Throughout the United States, municipal and county governments have realized the benefits of creating public-private partnerships to manage solid waste. The primary influences behind a municipality move toward privatization in the U.S. are the:
- Pursuit of cost savings, given the pressures to not increase taxes
- Ability to access new technologies while preserving capital expenditures
- Desire to reduce risks associated with providing waste management services
For these very reasons, currently more than 75 percent of U.S. cities now contract all or part of their refuse collection and disposal services. This number has been increasing historically by 2 to 3 percent per year.
Roles and Responsibilities
Every successful public-private partnership requires a clear understanding of the roles and responsibilities of the partnering organizations. Claims that privatization of solid waste services will eliminate government involvement in the solid waste management process and put the public at risk are nonsense. Experience has proven that privatization actually requires an important regulatory role from the municipality.
Government cannot disengage from its responsibility to protect public health, safety and the environment. Therefore, the primary responsibility of a city official is to protect the public. In municipalities where solid waste services have been privatized, city officials serve as watchdogs by monitoring performance and enforcing contracts. They are the foundation for planning activities directly associated with a successful, long-term management of solid waste.

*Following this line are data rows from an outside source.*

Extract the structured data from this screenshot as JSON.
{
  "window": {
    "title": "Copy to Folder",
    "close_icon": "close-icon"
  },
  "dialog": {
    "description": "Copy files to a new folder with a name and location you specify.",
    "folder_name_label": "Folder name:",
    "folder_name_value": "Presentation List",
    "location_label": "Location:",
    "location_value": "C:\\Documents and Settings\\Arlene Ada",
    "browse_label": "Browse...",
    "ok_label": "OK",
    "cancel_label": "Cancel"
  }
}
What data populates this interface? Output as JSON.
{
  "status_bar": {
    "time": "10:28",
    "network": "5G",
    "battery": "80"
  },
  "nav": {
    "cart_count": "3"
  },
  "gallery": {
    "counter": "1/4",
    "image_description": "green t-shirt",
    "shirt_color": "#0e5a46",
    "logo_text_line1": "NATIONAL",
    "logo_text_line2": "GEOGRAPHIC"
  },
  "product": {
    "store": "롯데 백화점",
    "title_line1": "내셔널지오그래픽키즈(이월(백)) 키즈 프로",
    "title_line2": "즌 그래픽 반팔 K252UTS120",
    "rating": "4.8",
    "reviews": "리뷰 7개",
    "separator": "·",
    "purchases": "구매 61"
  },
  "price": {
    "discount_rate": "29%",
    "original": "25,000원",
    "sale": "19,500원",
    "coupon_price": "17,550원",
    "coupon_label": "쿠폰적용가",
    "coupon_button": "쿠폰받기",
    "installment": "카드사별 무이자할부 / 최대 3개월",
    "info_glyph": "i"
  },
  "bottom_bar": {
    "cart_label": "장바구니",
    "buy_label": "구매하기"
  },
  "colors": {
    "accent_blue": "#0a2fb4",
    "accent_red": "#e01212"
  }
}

The job of the private sector is to fulfill the terms of the contract, which has proven to be a quality-assured, cost-effective solution to solid waste services. The investment of capital to purchase collection vehicles, hire staff and construct facilities is the risk the private sector acquires to ensure the collection and safe disposal of societal waste.